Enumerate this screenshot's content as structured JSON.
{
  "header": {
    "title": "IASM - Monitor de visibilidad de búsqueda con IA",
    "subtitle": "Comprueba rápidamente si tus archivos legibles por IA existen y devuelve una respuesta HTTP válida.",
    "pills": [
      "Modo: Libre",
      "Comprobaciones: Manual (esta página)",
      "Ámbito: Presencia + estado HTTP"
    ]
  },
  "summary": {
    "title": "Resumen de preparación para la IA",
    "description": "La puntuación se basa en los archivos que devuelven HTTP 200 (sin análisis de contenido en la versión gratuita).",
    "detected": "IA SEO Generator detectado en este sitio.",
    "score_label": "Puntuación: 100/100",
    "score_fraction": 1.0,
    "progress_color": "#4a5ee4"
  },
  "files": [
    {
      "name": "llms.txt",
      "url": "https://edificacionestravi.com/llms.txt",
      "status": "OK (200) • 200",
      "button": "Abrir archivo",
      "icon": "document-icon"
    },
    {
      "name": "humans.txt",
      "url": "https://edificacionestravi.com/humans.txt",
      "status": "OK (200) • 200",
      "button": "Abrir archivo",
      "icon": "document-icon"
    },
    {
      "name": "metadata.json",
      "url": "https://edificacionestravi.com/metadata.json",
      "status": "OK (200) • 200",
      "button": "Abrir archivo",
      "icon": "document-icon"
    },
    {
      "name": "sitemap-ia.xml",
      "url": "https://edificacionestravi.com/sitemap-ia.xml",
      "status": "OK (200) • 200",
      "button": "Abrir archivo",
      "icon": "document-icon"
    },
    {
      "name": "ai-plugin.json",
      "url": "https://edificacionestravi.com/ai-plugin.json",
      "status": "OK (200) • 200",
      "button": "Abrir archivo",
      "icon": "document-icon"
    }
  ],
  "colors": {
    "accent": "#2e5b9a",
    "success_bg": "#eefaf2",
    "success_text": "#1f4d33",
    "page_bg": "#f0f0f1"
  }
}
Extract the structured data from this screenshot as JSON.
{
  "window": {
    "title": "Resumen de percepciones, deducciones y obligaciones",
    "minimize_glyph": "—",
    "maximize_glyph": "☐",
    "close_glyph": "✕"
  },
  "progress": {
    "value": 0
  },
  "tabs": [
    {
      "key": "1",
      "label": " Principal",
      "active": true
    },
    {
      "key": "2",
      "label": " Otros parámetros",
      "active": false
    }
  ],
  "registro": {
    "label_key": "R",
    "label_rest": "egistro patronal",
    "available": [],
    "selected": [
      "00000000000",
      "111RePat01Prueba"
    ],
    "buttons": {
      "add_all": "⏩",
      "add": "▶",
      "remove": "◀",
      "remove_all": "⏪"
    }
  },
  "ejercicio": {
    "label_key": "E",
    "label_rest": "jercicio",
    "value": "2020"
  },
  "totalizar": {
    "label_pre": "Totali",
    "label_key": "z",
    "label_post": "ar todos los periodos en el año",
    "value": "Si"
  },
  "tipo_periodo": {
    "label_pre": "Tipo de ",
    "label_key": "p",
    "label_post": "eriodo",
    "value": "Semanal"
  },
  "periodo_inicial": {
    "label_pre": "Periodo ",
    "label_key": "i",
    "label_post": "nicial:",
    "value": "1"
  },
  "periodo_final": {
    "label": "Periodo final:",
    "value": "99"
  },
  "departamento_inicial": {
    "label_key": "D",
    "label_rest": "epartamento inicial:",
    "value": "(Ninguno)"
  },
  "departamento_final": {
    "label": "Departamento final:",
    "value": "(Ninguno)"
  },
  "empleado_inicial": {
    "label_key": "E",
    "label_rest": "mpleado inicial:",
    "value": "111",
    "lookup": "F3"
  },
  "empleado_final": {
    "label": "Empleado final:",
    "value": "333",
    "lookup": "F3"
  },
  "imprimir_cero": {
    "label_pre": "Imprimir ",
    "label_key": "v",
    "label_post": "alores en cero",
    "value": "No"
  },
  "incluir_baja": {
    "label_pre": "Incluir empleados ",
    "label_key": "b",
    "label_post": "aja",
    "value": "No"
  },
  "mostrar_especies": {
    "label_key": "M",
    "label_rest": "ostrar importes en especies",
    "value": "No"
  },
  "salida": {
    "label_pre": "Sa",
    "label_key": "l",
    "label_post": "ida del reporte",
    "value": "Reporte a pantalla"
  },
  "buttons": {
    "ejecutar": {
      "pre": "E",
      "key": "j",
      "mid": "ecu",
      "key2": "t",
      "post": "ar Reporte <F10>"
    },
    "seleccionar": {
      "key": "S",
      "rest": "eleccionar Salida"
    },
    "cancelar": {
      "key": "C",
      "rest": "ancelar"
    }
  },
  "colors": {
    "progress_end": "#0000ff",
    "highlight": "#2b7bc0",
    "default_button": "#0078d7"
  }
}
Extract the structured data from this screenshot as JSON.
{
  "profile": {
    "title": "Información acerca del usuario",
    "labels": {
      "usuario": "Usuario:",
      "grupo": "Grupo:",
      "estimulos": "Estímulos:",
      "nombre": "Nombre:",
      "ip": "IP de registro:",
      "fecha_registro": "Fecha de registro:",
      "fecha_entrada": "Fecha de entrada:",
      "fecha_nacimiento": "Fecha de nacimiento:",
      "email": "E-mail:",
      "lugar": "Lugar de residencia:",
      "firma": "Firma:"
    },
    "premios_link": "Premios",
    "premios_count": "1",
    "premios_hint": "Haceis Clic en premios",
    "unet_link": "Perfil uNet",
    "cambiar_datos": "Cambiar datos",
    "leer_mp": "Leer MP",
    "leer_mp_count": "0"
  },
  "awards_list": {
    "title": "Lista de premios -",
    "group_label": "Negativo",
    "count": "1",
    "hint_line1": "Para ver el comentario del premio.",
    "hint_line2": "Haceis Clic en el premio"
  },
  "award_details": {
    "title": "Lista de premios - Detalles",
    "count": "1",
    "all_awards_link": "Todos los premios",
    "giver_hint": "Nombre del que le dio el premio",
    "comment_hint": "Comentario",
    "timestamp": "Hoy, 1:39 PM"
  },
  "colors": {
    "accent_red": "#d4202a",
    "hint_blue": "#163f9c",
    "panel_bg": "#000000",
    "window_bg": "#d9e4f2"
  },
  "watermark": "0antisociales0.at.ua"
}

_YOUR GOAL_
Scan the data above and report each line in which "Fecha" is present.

_RESULT OF THIS EXERCISE_
      "fecha_registro": "Fecha de registro:",
      "fecha_entrada": "Fecha de entrada:",
      "fecha_nacimiento": "Fecha de nacimiento:",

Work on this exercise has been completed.